The Stones - rock 'n' roll rebels that they were - were flouting Royal Park regulations, which insisted that any released butterflies should be sterilised (how?) and must on no account be of the species Pieris Brassica, the Large (or 'Cabbage') White. The Rolling Stones' people had acquired some 2,500 Large Whites, but by the time of the release all but a few hundred were dead from lack of air. The butterflies, noted Charlie Watts later, were 'a bit sad, there were casualties, it was like the Somme'. Most of those that managed to take to the air were soon flopping to the ground to die...

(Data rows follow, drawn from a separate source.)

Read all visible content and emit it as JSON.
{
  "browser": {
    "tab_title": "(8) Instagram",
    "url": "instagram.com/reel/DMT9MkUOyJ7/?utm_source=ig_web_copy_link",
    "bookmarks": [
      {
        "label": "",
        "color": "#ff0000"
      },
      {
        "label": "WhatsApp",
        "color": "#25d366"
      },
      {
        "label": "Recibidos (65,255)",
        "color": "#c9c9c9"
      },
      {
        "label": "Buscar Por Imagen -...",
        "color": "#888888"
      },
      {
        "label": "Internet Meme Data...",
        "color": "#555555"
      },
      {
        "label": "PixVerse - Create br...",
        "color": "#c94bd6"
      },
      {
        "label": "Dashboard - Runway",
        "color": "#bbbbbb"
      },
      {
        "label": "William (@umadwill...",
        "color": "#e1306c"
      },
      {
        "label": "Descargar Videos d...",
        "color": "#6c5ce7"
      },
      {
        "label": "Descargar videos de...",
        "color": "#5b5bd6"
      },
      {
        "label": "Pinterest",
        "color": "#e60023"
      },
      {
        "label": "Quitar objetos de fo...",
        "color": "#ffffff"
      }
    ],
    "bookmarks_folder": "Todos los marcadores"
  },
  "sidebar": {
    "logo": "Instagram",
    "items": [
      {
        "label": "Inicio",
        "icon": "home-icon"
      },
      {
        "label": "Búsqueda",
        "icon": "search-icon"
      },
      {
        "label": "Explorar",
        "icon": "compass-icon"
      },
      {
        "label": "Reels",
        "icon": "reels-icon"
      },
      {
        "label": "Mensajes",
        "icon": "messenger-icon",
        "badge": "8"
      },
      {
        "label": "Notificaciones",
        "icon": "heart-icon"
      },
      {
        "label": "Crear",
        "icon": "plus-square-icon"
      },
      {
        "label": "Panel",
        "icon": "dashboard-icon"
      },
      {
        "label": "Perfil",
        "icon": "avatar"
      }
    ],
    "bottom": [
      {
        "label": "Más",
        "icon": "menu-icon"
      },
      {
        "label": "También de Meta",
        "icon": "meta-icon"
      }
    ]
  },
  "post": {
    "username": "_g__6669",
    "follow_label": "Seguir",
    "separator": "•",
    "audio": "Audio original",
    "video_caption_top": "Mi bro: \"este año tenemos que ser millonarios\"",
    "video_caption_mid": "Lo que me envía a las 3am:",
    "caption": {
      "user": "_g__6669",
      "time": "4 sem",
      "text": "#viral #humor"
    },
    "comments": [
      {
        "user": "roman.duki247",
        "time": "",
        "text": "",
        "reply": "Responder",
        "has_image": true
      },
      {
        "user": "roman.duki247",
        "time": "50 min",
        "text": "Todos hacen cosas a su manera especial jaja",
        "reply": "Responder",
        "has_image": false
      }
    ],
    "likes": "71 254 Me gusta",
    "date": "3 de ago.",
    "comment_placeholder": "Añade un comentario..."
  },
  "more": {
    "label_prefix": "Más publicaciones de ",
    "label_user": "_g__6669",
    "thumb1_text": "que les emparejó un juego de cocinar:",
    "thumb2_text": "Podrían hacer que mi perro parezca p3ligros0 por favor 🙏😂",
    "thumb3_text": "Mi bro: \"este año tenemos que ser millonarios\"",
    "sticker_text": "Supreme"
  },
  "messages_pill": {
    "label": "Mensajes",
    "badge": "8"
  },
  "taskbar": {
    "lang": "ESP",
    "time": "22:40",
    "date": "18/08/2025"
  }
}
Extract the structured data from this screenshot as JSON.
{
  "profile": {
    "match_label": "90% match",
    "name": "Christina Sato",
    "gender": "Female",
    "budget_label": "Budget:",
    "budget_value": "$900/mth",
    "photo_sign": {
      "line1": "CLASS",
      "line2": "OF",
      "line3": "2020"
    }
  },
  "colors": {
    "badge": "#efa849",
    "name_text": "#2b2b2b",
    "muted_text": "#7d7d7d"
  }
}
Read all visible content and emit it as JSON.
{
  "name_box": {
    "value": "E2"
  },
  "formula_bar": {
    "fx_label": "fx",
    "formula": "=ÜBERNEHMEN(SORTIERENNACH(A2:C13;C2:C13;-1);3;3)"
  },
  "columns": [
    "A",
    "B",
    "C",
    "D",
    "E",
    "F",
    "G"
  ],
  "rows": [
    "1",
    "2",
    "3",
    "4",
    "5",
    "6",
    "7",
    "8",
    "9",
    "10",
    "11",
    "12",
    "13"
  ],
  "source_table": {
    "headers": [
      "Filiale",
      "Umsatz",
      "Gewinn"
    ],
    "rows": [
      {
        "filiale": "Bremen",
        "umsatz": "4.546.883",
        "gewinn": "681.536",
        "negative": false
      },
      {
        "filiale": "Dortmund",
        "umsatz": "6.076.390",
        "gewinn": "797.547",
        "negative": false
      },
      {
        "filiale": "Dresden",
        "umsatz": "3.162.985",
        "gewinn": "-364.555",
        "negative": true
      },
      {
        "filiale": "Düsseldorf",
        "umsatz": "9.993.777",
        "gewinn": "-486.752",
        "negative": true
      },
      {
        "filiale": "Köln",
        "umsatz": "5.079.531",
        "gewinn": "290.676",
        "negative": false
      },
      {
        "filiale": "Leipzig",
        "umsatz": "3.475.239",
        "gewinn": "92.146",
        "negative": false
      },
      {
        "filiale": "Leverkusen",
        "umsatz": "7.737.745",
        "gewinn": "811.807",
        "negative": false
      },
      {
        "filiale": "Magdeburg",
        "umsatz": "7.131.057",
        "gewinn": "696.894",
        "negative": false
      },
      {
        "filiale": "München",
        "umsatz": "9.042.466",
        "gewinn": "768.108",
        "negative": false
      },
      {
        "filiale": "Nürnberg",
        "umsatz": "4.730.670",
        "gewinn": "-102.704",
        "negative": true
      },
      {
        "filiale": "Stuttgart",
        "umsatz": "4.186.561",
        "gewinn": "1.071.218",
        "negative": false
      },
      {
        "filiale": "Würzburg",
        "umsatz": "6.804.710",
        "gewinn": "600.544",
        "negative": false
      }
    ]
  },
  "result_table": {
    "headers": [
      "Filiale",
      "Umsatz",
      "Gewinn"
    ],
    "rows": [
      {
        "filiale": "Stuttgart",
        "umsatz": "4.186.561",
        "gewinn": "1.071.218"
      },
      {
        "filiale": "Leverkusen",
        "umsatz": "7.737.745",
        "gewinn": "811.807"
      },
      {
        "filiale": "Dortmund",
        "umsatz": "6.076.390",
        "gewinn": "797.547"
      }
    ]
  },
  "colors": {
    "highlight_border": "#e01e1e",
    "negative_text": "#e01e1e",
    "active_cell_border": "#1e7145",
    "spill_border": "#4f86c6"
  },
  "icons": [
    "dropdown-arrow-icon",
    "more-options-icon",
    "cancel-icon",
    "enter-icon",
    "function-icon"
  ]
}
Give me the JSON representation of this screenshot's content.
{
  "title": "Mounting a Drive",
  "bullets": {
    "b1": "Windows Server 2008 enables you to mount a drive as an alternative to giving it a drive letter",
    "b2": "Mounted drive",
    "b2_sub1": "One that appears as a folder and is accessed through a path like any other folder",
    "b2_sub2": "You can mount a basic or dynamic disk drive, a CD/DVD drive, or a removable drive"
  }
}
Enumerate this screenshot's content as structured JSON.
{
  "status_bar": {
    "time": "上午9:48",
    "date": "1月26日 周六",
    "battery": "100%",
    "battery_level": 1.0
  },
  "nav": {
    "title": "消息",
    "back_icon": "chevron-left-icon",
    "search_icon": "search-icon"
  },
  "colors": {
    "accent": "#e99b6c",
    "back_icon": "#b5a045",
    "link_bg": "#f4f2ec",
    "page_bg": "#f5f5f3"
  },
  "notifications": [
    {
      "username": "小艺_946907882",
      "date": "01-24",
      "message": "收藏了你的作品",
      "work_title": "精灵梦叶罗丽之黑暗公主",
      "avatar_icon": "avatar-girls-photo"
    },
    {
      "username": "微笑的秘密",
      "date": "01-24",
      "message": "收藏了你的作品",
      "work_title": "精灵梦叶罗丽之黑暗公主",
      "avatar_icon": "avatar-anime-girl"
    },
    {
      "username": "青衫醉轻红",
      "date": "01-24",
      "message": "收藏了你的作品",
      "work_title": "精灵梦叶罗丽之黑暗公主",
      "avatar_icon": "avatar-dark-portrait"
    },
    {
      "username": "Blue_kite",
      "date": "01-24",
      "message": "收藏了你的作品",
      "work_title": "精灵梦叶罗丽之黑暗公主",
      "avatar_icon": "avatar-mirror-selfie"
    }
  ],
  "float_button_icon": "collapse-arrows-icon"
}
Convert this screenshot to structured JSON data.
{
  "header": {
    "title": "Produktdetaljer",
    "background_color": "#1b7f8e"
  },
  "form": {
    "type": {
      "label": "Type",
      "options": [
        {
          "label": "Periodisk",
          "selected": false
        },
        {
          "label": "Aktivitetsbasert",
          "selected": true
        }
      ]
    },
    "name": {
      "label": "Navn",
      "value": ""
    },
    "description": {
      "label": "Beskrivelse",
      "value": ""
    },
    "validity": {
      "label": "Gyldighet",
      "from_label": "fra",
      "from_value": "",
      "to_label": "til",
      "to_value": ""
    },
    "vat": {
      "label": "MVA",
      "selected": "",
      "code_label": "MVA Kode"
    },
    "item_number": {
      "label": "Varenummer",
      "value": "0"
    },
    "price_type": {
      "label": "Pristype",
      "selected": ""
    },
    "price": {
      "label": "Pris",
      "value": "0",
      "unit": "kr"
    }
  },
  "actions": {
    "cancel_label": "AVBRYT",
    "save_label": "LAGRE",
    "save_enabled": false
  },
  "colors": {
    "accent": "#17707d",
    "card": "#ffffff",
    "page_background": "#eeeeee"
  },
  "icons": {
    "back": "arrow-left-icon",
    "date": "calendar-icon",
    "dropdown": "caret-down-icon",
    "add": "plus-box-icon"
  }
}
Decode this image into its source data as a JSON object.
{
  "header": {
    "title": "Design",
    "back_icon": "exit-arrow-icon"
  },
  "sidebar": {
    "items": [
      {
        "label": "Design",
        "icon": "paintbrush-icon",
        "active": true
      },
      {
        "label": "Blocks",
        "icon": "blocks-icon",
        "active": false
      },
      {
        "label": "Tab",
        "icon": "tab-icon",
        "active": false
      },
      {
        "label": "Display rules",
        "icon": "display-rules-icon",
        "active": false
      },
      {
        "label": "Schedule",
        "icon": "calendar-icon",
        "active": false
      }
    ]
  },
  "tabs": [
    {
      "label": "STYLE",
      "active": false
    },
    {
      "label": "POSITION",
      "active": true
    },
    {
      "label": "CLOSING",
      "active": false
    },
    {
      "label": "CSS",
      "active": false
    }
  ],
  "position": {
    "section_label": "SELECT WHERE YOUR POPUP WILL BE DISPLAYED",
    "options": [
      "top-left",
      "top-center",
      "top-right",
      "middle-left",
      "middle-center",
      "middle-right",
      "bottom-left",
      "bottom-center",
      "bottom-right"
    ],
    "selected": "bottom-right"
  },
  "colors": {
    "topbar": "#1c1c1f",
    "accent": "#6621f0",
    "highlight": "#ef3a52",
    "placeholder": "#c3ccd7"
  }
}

These are the lines that Jagger read on that day:
'Peace, peace! he is not dead, he doth not sleep
He hath awakened from the dream of life
'Tis we, who lost in stormy visions, keep
With phantoms an unprofitable strife,
And in mad trance, strike with our spirit's knife
Invulnerable nothings. — We decay
Like corpses in a charnel; fear and grief
Convulse us and consume us day by day,
And cold hopes swarm like worms within our living clay.
The One remains, the many change and pass;
Heaven's light forever shines, Earth's shadows fly;
Life, like a dome of many-coloured glass,
Stains the white radiance of Eternity,
Until Death tramples it to fragments. — Die,
If thou wouldst be with that which thou dost seek!
Follow where all is fled!'
In a rare moment of humility and sound judgment, Shelley wrote, after inviting the ailing Keats to stay with him at Pisa, 'I am aware indeed that I am nourishing a rival who will far surpass me
and this is an additional motive & will be an added pleasure.' Indeed.